When I speak about Birth Trauma, let me be crystal clear. Birth Trauma, under the define that I laid out, can happen even if one has a relatively uneventful birth. For example, as a doula I have worked with families that needed an emergency cesarean for one reason or another. This can be a scary situation and possibly cause a lot of trauma; however, I have worked with many families that walked this path and felt their cesarean birth was amazing and not a traumatic event what so ever.
On the flip side, I personally had a relatively uneventful first birth with my daughter. It was literally “text book.” I was perfectly safe the entire time and so was my baby; AND, I experienced Birth Trauma. I realized, after becoming a birth worker and doula, that I had PTSD from my birth experience which lasted for about a whole year after my daughter was born.
At the time, I didn’t even realize the trauma I experienced. I knew that the birth was something I felt deeply in my body. I knew that it changed me forever. As I look back, I now understand that I had no way of processing my emotions about what happened and, since I had a healthy baby, vaginal delivery with no major complications or emergencies, I actually felt guilty for not feeling positive about the experience.
How could I possibly feel bad about my birth when so many of my friends and close family members where not able to experience a vaginal delivery. How could I not be happy with my “text book” birth?
That is the thing about trauma, it’s deeply personal. What one person defines as traumatic is very different from the next. Again, this is why it’s essential to recognize and validate that trauma can occur in any birth situation.
With all this in mind, it's important to understand that Birth Trauma happens more than we think and in ways we might not understand.
My Birth Trauma simply came from an experience I was not ready for; and therefore, I was unable to mentally process my experience.

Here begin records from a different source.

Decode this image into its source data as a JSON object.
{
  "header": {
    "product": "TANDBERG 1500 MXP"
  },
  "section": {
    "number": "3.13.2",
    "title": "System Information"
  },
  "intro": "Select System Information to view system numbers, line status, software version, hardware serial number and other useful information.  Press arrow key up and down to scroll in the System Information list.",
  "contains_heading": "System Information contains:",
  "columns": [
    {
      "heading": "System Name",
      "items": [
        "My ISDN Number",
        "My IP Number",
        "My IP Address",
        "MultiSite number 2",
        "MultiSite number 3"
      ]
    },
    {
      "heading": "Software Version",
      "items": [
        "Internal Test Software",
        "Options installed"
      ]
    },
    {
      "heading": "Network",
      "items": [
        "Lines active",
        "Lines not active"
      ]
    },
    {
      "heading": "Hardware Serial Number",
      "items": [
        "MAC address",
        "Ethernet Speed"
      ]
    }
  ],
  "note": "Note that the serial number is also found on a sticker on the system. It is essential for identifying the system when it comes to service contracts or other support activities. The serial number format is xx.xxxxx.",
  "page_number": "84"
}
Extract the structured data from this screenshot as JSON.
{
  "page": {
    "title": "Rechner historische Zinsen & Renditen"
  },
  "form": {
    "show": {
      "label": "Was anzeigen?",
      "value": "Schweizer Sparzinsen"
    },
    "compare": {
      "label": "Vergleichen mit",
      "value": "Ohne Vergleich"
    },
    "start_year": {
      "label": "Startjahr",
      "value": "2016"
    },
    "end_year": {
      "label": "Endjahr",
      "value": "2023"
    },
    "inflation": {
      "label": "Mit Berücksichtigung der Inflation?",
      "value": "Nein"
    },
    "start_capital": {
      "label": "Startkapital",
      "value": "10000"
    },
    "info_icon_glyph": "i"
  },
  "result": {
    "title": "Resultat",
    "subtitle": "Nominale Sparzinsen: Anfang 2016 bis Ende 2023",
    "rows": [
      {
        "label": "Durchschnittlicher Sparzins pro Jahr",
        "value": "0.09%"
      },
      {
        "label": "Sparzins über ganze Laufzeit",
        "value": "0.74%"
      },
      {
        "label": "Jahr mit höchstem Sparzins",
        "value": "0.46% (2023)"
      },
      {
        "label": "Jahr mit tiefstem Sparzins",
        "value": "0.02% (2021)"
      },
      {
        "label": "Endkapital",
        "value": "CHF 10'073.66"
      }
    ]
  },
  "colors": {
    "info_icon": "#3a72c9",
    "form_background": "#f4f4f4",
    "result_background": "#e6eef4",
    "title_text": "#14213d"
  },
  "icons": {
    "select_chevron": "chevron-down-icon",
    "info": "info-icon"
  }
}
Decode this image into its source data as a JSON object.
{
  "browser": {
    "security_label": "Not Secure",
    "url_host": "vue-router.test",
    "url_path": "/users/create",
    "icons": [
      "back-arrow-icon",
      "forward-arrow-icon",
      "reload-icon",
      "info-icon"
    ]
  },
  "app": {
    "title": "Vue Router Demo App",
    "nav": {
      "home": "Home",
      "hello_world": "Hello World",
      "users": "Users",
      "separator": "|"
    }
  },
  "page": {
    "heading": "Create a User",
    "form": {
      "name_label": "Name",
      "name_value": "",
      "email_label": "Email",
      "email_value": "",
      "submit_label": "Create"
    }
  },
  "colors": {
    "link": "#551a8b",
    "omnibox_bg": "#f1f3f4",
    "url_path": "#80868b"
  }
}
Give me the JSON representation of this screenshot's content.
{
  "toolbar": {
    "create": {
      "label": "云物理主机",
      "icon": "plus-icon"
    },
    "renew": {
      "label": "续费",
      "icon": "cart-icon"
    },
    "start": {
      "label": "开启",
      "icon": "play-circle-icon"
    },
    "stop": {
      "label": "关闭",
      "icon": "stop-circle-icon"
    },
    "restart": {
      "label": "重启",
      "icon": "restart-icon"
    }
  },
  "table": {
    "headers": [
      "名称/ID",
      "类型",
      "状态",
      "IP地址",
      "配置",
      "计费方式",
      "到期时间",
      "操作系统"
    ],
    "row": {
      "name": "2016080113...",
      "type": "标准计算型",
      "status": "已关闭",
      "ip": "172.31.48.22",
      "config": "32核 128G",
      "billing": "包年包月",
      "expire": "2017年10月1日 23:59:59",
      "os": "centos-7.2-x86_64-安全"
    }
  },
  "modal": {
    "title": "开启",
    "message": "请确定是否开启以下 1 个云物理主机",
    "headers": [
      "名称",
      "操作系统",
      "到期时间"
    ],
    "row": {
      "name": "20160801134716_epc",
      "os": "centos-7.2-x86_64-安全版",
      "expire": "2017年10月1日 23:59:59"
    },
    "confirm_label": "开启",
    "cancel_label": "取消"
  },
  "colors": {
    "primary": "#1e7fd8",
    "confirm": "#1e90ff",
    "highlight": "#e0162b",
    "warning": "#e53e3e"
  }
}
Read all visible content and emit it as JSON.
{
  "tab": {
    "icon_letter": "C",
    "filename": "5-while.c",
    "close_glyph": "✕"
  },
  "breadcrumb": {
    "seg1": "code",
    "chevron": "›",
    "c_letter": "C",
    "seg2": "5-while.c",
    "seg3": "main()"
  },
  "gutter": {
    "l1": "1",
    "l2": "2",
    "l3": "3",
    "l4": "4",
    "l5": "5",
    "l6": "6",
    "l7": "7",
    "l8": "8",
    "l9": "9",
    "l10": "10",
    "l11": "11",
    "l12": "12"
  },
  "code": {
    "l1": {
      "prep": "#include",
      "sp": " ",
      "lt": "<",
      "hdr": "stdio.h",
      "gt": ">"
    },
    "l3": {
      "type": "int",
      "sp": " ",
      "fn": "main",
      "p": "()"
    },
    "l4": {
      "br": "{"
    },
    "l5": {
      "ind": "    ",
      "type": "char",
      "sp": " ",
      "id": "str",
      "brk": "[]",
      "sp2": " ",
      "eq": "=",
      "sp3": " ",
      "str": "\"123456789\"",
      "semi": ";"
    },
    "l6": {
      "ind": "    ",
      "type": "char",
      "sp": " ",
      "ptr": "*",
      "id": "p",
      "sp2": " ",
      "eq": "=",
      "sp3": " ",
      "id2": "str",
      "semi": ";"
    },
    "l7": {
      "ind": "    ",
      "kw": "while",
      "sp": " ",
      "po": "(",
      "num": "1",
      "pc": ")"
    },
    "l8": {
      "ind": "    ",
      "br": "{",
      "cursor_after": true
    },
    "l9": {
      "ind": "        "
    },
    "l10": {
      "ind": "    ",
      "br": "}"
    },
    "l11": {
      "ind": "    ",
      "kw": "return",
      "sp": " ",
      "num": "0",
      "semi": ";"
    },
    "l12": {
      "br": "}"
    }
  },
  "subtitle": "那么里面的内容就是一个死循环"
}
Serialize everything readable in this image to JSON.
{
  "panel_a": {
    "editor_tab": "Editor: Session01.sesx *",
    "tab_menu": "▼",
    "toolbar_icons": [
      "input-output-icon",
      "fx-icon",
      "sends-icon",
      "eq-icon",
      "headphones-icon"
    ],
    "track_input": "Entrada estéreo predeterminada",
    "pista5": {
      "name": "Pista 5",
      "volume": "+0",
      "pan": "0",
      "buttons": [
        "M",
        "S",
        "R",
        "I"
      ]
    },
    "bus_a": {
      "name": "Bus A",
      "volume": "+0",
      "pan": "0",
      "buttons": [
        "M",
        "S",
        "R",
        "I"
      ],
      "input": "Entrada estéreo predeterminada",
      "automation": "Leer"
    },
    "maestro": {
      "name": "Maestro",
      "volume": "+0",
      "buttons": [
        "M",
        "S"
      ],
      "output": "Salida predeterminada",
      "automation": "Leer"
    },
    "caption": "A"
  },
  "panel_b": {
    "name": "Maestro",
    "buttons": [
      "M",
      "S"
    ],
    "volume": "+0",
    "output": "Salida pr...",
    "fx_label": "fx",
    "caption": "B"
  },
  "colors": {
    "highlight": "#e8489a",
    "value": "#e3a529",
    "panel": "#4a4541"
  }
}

Since I was not able to process the trauma it played out in other ways in my life:
constantly feeling insecure about my decisions
not trusting myself
second guessing my instincts
obsessive and intrusive thoughts …
My first birth is the reason I become a birth worker and the reason I am now someone that supports and offers Birth Trauma healing sessions. Had I not gone through that experience (neither good nor bad) I would not have opened up an entirely rewarding and wonderful career. I truly believe that trauma can be a guide (or a block) to our authentic selves. The work I do is very much grounded in Post-Traumatic Growth.
While I have been a birth doula, childbirth educator, lactation counselor and supported 1000’s of families in the last 9 years. I have dedicated the last 6 years of my life to understanding how trauma plays out in our lives and how to heal it. I have been on my own self-healing journey and over the last 2 years I have invested in multiple programs and certifications to start offering this support to others.
I personally believe that trauma offers us a major opportunity of Re-Birth. An opportunity to go deeper. To release, to let go, to understand oneself. To become clear on the life we want to live, how we want to be treated, what we desire most, how we want to love and be loved.
By investing in healing our birth trauma we walk into the brave unknown, the shedding of victimhood and codependency. When we release that sad, hard, humiliating, fearful story who knows what will replace it; Joy, Freedom, Wisdom.
While I specialize in Birth Trauma it often goes deeper than that one experience. The opportunity then becomes yours to take. How do you want your story to unfold?
If you are experiencing Birth Trauma and desire relief from the triggers I am here to support that process and offer you tools to move beyond it. Please email Staci Berrey at firstname.lastname@example.org for more information.